Tuesday, November 01, 2005

Binary operators and the zero case

Suppose we have a binary operator S × S → S with a left identity e. Let's define a new function ◊ on finite sequences of elements of S as follows: ◊(A) = e, if A is the empty sequence; and ◊(A) = ◊(prefix(Ak))Ak, if A is a sequence of length k+1. I've found this new function referred to as the "bulk action" of , as an "iterated binary operation", and in the context of parallel programming, as the "prefix operation", but couldn't find evidence that any of these terms is in widespread use. I'll use the phrase "bulk action" until someone points me to a better phrase.

The bulk action is well-known for some common operators, and less well-known for others:

OperatorBulk ActionIdentity
× (multiplication)∏ (finite product)1
∧ (conjunction)∀ (universal quantification)true
∨ (disjunction)∃ (existential quantification)false
↑ (maximum)max (maximum)-∞
↓ (minimum)min (minimum)+∞
Note that I'm playing a bit fast-and-loose here in using the infinities. It just means the underlying set S can't be the integers or the reals, but must instead be extended to include the infinity elements, with the natural extension of the min and max operators.

As a programmer, I've frequently found code that behaved incorrectly or was overly complex because of a failure to make the behavior on empty lists consistent with the identity element. Consider it a red flag if you have to unroll the first loop iteration.

Thursday, October 27, 2005

Zero and the empty set

How do you feel about zero and the empty set?

I just finished reading Where Mathematics Comes From, by George Lakoff and Rafael Núñez. On the whole, I enjoyed the book, and thought it was a nice overview of lots of different mathematical ideas, most of which were familiar to me, and some of which were not. As a mathematician and computer scientist with some AI/cognitive science background, I thought that some of the presentation was a little clunky. Some arguments that I find fairly easy to understand when presented as proofs were less clear when presented textually for a less mathematically inclined audience. I have three main complaints with the book.

The first is with their technique of "mathematical idea analysis", in which they state that a particular metaphor is being applied in some area of mathematics (between two mathematical domains or between a mathematical domain and some conception of the real world), and then provide an explicit mapping between concepts in the two domains. I think the concept is great, but after a few examples it became fairly tedious, and seemed like filler. Maybe this wouldn't be a problem for someone who was less familiar with the domains under discussion.

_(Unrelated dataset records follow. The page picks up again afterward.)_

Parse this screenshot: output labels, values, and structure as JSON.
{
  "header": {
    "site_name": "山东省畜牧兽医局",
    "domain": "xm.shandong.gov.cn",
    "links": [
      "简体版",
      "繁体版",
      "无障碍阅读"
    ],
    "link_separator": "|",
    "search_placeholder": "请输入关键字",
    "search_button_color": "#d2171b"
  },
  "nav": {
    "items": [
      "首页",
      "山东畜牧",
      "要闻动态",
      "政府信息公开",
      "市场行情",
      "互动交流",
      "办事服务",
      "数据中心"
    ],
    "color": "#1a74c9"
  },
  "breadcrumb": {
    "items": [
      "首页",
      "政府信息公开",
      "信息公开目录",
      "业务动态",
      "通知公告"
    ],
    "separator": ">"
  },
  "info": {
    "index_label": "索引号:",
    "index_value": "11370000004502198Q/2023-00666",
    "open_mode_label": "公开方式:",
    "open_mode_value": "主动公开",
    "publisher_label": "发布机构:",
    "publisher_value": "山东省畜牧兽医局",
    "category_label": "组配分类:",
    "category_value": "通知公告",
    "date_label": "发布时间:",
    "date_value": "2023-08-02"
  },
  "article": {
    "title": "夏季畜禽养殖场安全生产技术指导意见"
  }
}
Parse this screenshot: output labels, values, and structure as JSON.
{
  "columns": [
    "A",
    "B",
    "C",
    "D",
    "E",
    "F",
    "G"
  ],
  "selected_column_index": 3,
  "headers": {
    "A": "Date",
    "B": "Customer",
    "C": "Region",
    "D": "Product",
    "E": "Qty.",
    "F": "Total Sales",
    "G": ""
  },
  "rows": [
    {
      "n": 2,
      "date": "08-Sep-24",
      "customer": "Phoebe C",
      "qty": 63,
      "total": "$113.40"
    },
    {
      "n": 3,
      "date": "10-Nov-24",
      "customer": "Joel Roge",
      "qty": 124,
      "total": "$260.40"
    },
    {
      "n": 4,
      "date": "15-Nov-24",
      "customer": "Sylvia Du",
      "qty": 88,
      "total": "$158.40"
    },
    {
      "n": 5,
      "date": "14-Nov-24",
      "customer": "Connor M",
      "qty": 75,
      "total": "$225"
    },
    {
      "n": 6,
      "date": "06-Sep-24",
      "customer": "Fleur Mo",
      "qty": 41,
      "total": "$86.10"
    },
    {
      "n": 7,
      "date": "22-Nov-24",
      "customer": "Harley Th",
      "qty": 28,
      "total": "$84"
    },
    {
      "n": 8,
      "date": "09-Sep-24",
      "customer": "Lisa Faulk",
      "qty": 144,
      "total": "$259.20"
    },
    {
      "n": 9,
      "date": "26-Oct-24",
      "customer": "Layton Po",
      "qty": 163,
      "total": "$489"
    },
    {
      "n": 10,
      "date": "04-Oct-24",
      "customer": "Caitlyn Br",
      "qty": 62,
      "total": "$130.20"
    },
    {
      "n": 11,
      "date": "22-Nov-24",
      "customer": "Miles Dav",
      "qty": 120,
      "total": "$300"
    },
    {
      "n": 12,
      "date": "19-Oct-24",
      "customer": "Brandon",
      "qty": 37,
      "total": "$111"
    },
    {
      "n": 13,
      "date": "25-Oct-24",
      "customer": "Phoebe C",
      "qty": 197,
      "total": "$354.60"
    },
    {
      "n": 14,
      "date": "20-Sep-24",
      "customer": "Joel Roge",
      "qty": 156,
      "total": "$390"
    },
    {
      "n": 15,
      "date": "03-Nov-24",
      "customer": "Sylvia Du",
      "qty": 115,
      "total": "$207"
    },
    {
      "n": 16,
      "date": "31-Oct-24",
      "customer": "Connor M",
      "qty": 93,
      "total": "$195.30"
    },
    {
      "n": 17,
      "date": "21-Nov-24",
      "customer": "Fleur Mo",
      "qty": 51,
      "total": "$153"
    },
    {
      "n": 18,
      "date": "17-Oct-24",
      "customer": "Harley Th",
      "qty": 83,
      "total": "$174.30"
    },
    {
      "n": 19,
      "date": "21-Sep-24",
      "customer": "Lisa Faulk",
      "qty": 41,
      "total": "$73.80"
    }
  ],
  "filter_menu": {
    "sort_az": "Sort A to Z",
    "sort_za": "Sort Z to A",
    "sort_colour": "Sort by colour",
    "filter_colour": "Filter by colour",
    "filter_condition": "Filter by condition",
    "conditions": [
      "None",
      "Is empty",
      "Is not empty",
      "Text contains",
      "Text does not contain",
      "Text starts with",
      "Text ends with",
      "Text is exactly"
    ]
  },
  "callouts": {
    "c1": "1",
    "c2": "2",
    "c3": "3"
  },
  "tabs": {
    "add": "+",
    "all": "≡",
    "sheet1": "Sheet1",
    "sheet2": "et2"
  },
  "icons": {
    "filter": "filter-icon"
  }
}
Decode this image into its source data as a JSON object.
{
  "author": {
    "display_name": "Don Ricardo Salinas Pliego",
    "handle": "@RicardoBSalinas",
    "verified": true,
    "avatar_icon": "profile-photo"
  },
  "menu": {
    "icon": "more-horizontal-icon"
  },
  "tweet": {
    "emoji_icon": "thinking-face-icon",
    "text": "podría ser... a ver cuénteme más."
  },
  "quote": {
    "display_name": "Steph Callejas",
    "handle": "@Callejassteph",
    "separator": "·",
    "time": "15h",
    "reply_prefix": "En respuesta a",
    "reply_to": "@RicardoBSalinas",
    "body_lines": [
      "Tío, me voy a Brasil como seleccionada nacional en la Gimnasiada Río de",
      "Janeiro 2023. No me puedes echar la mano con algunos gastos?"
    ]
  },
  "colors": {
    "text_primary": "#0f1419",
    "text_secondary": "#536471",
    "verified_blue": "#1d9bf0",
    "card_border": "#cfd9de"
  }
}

The second is that while the book did a great job of describing the metaphors and conceptual mappings, it didn't do such a good job of providing evidence that people are actually using these metaphors when doing these kinds of math. Suppose I claim that when people do modulo 3 arithmetic, they are really using mental mechanisms evolved to deal with traffic lights. Even if you think it's a good metaphor (which it probably isn't, for several reasons), it's certainly not obvious a priori that it really describes what's going on cognitively. There may well be experiments to test t he hypothesis, but they would have to be very careful not to confuse correlation and causation. Although I'm confident that Lakoff and Núñez are doing experiments to back up their claims, I don't think the book discussed such experiments sufficiently.

My third complaint is that the book seems to suggest that if a mathematical idea is not obvious or "inherent", it must be a metaphor. It is not obvious that the earth orbits the sun. Does this mean that when we think about the earth orbiting the sun, we are necessarily doing it metaphorically? In particular, I feel that the book treats zero and the empty set or collection unfairly. Just because it took people a while to start using them does not mean that they only exist as the products of metaphor. The authors seem to have a particular problem with the empty collection, and especially confuse it with the absence of a collection, even in the concrete domain of physical objects. I think the problem is that when they talk about a collection of objects in space, they do it in the absence of a notion of boundaries or containers. I can see how a person might have trouble distinguishing an empty collection of objects from the absence of a collection in a vacuum, but who has trouble distinguishing an empty bag of Scrabble tiles from not having a bag of Scrabble tiles, or a circle of string with no marbles inside from an empty floor with no circle of string?

I find zero and the empty set easy to use and understand. Admittedly, not everything about them is obvious, such as uniqueness of the empty set (types?!), the trivial subset relation, and the zero case of things like exponentiation, sums, and products. But I like them. How do you feel?

Friday, October 21, 2005

Welcome...

to a blog about Nothing and Everything.